It was a record morning for camping this winter: 34 F inside the trailer. (Oh sure, I have a catalytic propane heater, but it would have been unsporting to use it.) As I learned long ago you simply cannot get warm by putting on more clothes; you must move your body some, even if it means flapping your arms. But I had to keep reminding myself how glorious this discomfort was, or would be, once the sun starting cooking the opened trailer.
What interested me was that it actually took effort to "suffer" a few minutes of chill in order to glory in the warm sun that I knew was coming momentarily. Was it just my weakness or was it the old idolatry of Comfort sneaking into the mind of an experienced camper who should know better?
Long-suffering readers are familiar with my standard stump speech against bourgeois idols such as Comfort, so let's not repeat all that.
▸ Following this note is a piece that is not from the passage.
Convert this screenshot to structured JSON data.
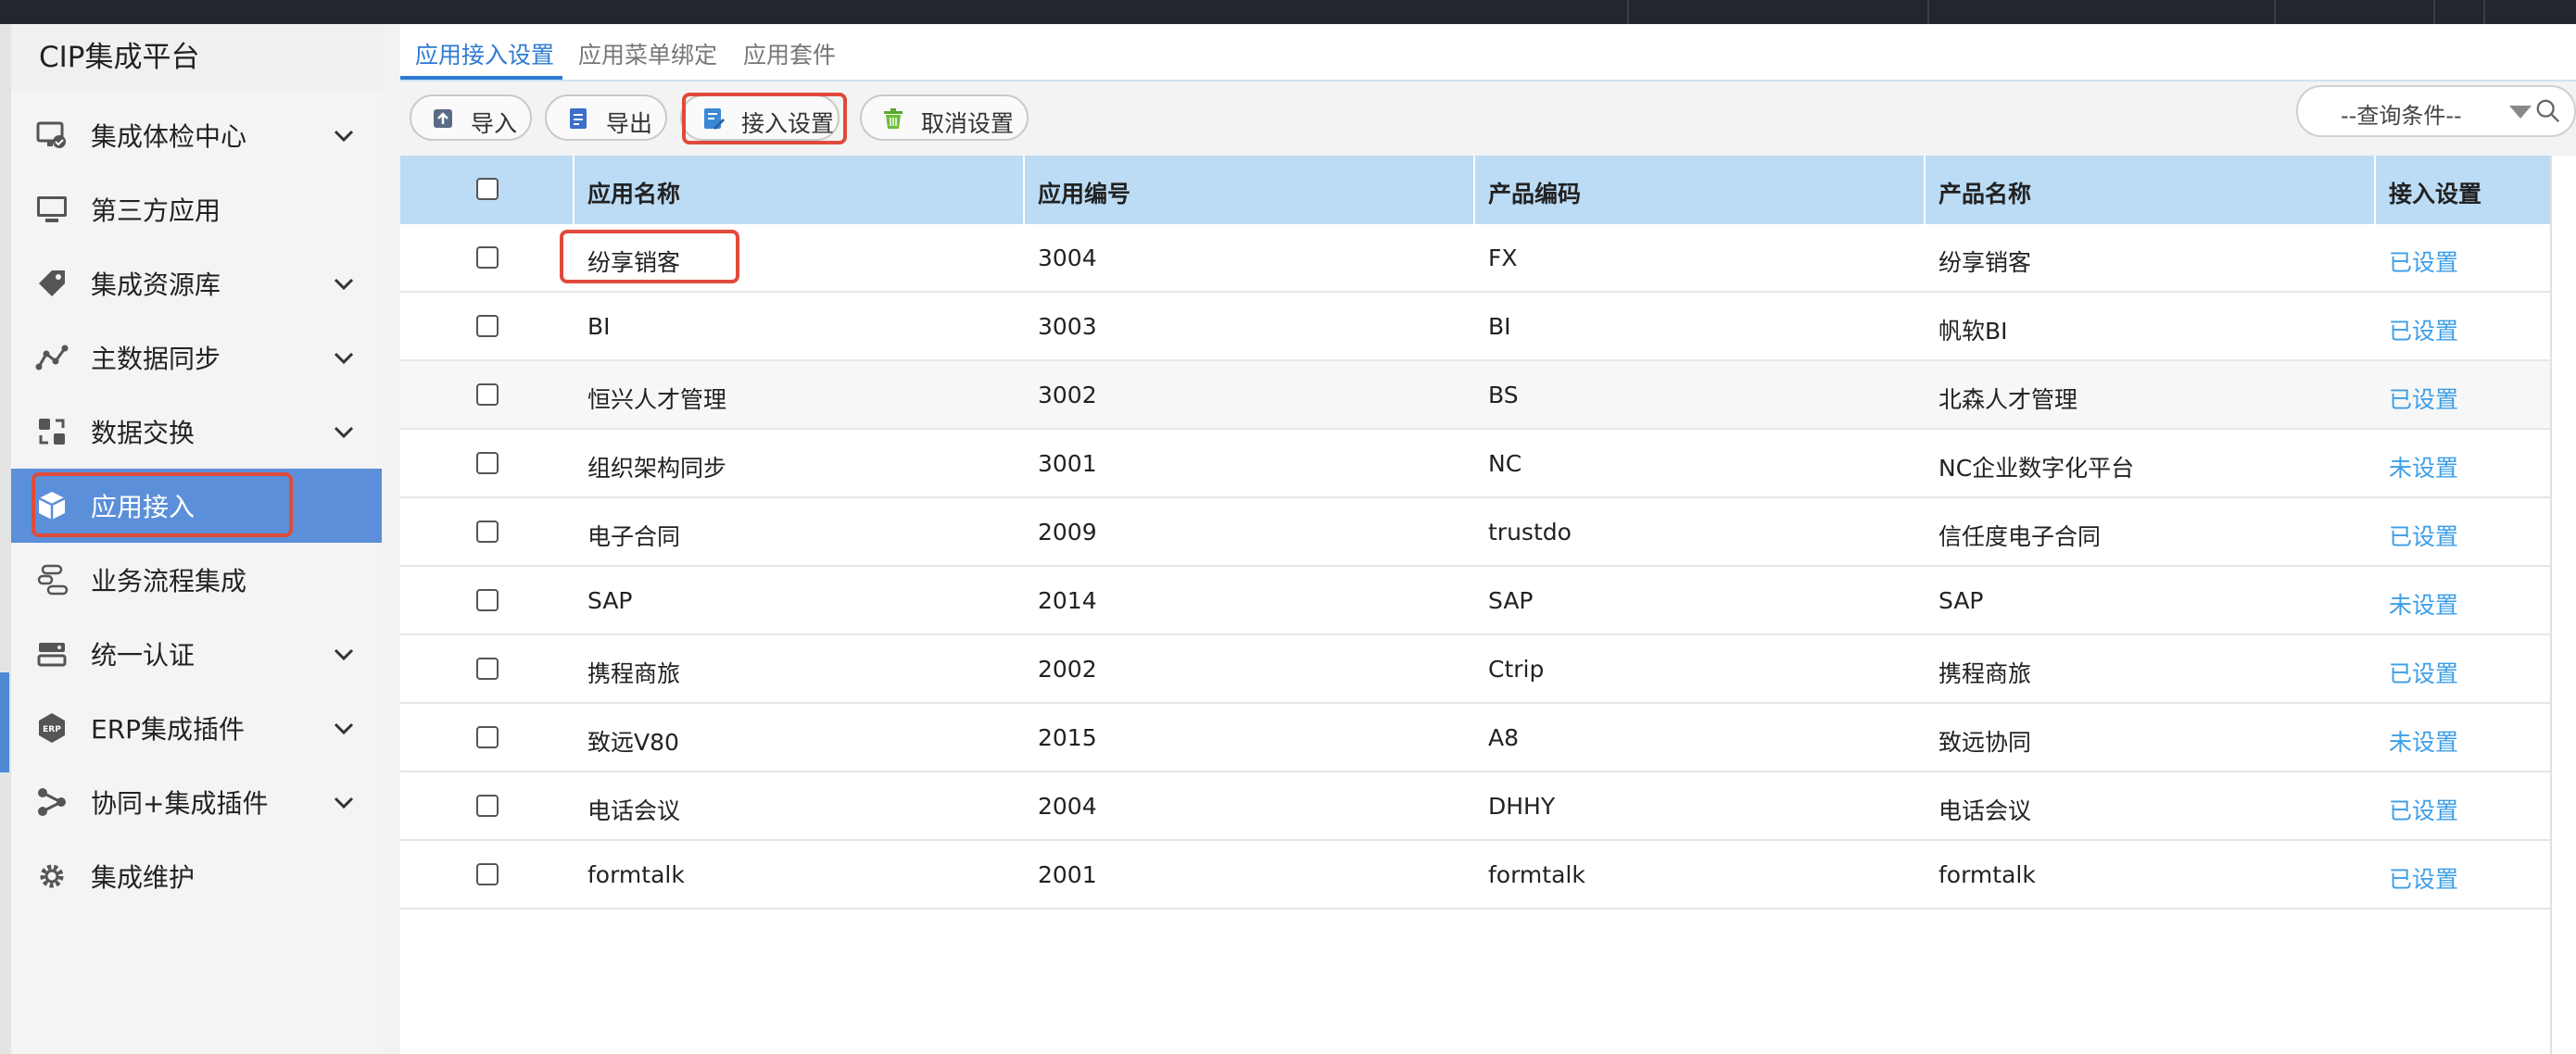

But since this was the best experience of this type in some time, let's honor the occasion by looking at it from a different angle.
In his chapter on Zest in The Conquest of Happiness, Bertrand Russell illustrated the general principle by imagining several types of men sitting down to their meal:There is simply no way to experience camping and outdoor zest without being able to tolerate discomfort with patience and courage. Zest comes from contrast -- from the dialectic of pain and pleasure. It helps considerably when hardship and the frustration of desires are voluntary, and when you can see through to the end of it. Essentially discomfort should resemble the earnest play of children and dogs. Another comparison is that of an aristocrat of olden times who lived the life of a romantic adventurer, exploring the Poles or climbing the Alps. He suffered genuine hardship; comfort-worship would have been ignoble to him.
On a more general level he said:There are those to whom a meal is merely a bore; no matter how excellent the food may be, they feel that it is uninteresting. They have had excellent food before, probably at almost every meal they have eaten. They have never known what it was to go without a meal until hunger became a raging passion, but have come to regard meals as merely conventional occurrences, dictated by the fashions of the society in which they live. Like everything else, meals are tiresome, but it is no use to make a fuss, because nothing else will be less tiresome. [Italics added.]
The human animal, like others, is adapted to a certain amount of struggle for life, and when by means of great wealth homo sapiens can gratify all his whims without effort, the mere absence of effort from his life removes an essential ingredient of happiness. The man who acquires easily things for which he feels only a very moderate desire concludes that the attainment of desire does not bring happiness. If he is of a philosophic disposition, he concludes that human life is essentially wretched, since the man who has all he wants is still unhappy. He forgets that to be without some of the things you want is an indispensable part of happiness.
This is the opposite of the approach of the travel, tourism, and RV industries, who make a lot of money by selling Status and Comfort to middle-class chumps. When the novelty wears off, the chump gets bored. I guess the industry's advice to them at that point is to buy something newer, more exciting, and more expensive.